> **YOUR ASSIGNMENT**: What you return should match the data below exactly, with every entry reproduced.

※ ※ ※

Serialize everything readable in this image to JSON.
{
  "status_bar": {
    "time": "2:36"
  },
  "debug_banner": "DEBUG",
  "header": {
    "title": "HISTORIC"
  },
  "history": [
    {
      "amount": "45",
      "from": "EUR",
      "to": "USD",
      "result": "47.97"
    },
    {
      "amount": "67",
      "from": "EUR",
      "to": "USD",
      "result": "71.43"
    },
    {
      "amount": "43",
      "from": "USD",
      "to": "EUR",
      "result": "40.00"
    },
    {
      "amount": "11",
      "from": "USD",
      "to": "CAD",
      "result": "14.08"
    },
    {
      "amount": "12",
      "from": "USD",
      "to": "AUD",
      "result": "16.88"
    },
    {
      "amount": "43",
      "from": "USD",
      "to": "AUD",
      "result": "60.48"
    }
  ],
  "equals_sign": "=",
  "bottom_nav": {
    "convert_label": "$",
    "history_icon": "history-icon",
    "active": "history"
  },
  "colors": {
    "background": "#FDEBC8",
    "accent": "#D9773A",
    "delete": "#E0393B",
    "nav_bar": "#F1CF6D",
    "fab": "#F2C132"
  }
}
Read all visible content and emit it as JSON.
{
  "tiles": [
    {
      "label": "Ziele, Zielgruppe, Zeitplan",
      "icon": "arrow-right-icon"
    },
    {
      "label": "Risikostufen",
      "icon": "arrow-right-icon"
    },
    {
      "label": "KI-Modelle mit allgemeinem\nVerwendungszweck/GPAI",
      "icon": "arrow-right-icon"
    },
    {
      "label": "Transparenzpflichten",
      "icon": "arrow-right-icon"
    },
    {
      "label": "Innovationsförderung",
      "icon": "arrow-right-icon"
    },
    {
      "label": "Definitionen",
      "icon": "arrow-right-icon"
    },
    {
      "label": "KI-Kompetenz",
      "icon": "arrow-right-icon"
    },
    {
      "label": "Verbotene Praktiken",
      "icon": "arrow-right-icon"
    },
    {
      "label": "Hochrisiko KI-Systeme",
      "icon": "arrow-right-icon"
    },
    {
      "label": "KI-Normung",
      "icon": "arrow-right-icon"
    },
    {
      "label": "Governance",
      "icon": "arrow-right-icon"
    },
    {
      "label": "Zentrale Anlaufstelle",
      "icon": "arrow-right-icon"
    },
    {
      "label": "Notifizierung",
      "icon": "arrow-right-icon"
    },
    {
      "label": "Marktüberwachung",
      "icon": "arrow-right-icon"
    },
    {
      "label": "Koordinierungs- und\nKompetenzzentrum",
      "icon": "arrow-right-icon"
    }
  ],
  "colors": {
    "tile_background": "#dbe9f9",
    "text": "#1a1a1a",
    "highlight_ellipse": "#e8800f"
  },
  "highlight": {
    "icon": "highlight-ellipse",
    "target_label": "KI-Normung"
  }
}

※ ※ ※

> **ANSWER SPACE**:
Serialize everything readable in this image to JSON.
{
  "status_bar": {
    "time": "2:36"
  },
  "debug_banner": "DEBUG",
  "header": {
    "title": "HISTORIC"
  },
  "history": [
    {
      "amount": "45",
      "from": "EUR",
      "to": "USD",
      "result": "47.97"
    },
    {
      "amount": "67",
      "from": "EUR",
      "to": "USD",
      "result": "71.43"
    },
    {
      "amount": "43",
      "from": "USD",
      "to": "EUR",
      "result": "40.00"
    },
    {
      "amount": "11",
      "from": "USD",
      "to": "CAD",
      "result": "14.08"
    },
    {
      "amount": "12",
      "from": "USD",
      "to": "AUD",
      "result": "16.88"
    },
    {
      "amount": "43",
      "from": "USD",
      "to": "AUD",
      "result": "60.48"
    }
  ],
  "equals_sign": "=",
  "bottom_nav": {
    "convert_label": "$",
    "history_icon": "history-icon",
    "active": "history"
  },
  "colors": {
    "background": "#FDEBC8",
    "accent": "#D9773A",
    "delete": "#E0393B",
    "nav_bar": "#F1CF6D",
    "fab": "#F2C132"
  }
}
Read all visible content and emit it as JSON.
{
  "tiles": [
    {
      "label": "Ziele, Zielgruppe, Zeitplan",
      "icon": "arrow-right-icon"
    },
    {
      "label": "Risikostufen",
      "icon": "arrow-right-icon"
    },
    {
      "label": "KI-Modelle mit allgemeinem\nVerwendungszweck/GPAI",
      "icon": "arrow-right-icon"
    },
    {
      "label": "Transparenzpflichten",
      "icon": "arrow-right-icon"
    },
    {
      "label": "Innovationsförderung",
      "icon": "arrow-right-icon"
    },
    {
      "label": "Definitionen",
      "icon": "arrow-right-icon"
    },
    {
      "label": "KI-Kompetenz",
      "icon": "arrow-right-icon"
    },
    {
      "label": "Verbotene Praktiken",
      "icon": "arrow-right-icon"
    },
    {
      "label": "Hochrisiko KI-Systeme",
      "icon": "arrow-right-icon"
    },
    {
      "label": "KI-Normung",
      "icon": "arrow-right-icon"
    },
    {
      "label": "Governance",
      "icon": "arrow-right-icon"
    },
    {
      "label": "Zentrale Anlaufstelle",
      "icon": "arrow-right-icon"
    },
    {
      "label": "Notifizierung",
      "icon": "arrow-right-icon"
    },
    {
      "label": "Marktüberwachung",
      "icon": "arrow-right-icon"
    },
    {
      "label": "Koordinierungs- und\nKompetenzzentrum",
      "icon": "arrow-right-icon"
    }
  ],
  "colors": {
    "tile_background": "#dbe9f9",
    "text": "#1a1a1a",
    "highlight_ellipse": "#e8800f"
  },
  "highlight": {
    "icon": "highlight-ellipse",
    "target_label": "KI-Normung"
  }
}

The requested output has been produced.